I didn’t know a lot about Mabel Mercer until I went to see Mabel Madness at Urban Stages last weekend. This one-woman show, written and performed with verve by Trezana Beverly, takes us from Mabel’s childhood in the UK, to her life as a cabaret star, first in Paris and then in New York. The play is set in Mabel’s apartment in NYC in 1983, a year before her death. It opens with Mabel, seated in an armchair on one side of the stage, telling the audience that we’re her family, then walking to the other side of the stage where she rummages through some trunks and a bureau, trying to find an outfit to wear for dinner with her manager. She’s very worried, as she’s been on a comeback tour, her voice just cracked, and she thinks her manager’s going to fire her.
As she’s fretting, she recounts her life story. Born in 1900, her parents were performers: her mother was a white English 14-year old music hall performer, and her father a black American jazz musician who died before she was born. Mabel was raised mainly by her grandmother; she didn’t discover that her father was black until somewhere around her teens. But Mabel didn’t let anything stop her, whether it was racial discrimination or two world wars. She went to Paris in the 1920’s, eventually headlining at Chez Bricktop, and becoming the toast of the town. On the eve of World War II she boarded an ocean liner for New York City with a ticket bought by Marlene Dietrich. Mabel conquered the Big Apple in short order, performing at supper clubs such as Tony’s, the RSVP, and her own Byline Club. Which isn’t to say that she didn’t have problems along the way… Not to be a spoiler, but this play has a happy ending.

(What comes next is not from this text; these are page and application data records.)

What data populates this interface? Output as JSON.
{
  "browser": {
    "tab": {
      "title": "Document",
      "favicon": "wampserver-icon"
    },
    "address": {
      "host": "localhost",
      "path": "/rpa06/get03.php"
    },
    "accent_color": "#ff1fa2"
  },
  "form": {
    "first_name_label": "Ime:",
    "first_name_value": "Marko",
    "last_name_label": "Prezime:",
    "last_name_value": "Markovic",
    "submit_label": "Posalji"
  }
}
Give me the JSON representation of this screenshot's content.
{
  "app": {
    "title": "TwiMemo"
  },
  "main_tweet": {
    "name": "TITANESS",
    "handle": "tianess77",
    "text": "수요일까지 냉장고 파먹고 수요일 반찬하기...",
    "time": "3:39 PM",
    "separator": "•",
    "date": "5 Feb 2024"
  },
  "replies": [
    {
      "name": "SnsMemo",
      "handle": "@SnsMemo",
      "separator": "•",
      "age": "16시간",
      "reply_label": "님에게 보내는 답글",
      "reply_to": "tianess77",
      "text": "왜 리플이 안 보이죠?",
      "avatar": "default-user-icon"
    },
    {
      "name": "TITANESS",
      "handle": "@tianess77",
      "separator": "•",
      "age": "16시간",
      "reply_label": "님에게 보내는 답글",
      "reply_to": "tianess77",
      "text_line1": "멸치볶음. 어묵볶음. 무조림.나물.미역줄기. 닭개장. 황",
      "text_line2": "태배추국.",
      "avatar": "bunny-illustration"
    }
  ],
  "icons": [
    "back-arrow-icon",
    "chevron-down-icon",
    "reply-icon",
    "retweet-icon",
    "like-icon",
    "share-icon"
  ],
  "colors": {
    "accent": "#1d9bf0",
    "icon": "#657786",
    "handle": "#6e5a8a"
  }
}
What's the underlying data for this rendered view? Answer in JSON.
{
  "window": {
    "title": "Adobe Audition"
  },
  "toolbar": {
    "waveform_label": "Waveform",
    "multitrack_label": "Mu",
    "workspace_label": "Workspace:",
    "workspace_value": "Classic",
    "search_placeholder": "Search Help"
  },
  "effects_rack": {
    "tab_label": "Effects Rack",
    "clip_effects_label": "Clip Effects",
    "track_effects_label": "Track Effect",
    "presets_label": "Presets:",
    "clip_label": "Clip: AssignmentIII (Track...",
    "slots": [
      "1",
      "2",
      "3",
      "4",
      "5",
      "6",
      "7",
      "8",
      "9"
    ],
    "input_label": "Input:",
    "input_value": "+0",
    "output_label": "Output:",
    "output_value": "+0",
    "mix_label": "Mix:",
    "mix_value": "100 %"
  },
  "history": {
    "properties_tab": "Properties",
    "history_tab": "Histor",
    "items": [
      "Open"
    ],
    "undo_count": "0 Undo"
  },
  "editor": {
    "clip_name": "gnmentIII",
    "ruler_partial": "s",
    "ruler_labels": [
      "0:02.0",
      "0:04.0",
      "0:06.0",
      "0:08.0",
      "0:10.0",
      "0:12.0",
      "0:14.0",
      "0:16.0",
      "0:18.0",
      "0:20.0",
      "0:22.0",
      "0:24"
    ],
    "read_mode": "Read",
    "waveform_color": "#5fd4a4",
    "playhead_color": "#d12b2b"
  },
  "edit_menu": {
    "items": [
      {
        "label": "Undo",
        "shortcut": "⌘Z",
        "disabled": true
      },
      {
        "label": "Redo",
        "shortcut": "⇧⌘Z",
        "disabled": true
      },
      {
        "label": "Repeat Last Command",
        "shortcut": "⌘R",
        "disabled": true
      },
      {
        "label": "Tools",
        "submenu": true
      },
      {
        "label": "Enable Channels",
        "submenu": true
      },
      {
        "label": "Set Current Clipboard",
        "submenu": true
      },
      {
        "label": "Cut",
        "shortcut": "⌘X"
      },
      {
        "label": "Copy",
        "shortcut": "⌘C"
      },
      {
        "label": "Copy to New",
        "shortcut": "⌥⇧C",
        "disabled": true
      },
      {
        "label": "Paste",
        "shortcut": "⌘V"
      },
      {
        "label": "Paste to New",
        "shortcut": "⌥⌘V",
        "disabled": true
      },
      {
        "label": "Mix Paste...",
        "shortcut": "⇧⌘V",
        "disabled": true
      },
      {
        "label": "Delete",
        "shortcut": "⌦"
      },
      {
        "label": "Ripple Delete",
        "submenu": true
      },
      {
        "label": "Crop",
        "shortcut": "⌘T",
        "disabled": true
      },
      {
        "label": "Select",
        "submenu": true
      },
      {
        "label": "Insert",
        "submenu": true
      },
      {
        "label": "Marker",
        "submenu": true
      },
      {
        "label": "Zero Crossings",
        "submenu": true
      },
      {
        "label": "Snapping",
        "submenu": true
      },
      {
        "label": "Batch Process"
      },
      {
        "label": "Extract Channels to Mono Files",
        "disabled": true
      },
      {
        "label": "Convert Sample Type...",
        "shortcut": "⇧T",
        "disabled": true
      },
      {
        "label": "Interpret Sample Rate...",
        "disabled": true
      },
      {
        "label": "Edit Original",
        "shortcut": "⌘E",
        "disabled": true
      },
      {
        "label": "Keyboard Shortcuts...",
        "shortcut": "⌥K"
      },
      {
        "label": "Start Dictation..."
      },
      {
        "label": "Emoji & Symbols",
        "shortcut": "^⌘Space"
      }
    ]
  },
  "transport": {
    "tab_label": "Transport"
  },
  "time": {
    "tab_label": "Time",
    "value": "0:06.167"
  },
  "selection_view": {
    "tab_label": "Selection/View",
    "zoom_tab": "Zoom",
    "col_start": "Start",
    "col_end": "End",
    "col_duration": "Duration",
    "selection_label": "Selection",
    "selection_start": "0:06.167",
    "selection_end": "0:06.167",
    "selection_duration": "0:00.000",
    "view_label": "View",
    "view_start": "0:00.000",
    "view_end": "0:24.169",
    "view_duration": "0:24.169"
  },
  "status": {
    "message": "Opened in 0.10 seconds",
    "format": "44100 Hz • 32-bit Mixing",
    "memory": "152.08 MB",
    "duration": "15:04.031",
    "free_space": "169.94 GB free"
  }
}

This piece operates on many levels. It is first of all the extraordinary story of a woman who didn’t let life’s obstacles get her down and made it big on two continents. On another level, this play is also about believing in yourself, and coming to terms with the imperfections in the people you love.
This is also the tale of a woman who changed the way singers performed. Mabel Mercer took singing from the crooning style practiced by Bing Crosby, which is really all about hitting the notes, and taught singers to go for the emotion and tell the story in a song: to understand the lyrics and convey their meaning to the audience. Frank Sinatra made no secret of how she influenced his phrasing and taught him to tell the story, saying that everything he knows, he learned from Mabel Mercer. The roster of singers she influenced include Bobby Short, Tony Bennet and Billie Holiday. When listening to Mabel Mercer’s recordings, I get the feeling that like many cabaret singers, she came across better in person than in a recording studio, so it may take a bit of time to warm up to her style, especially the way she rolls her r’s. But stay with it.
Mabel Madness boasts some great songs, such as “Just One of Those Things,” “Summertime”, “Love for Sale,” as well as original compositions by Peter Napolitano and Barry Levitt.
Ms. Beverly plays all the roles, not an easy task, and does so with the right mixture of gusto and restraint.
Mabel Mercer’s legacy continues through the Mabel Mercer Foundation, which hosts an annual four-day Cabaret Convention in NYC, as well as workshops in schools.
The play’s run has been extended through April 10th at Urban Stages – Catch it if you can.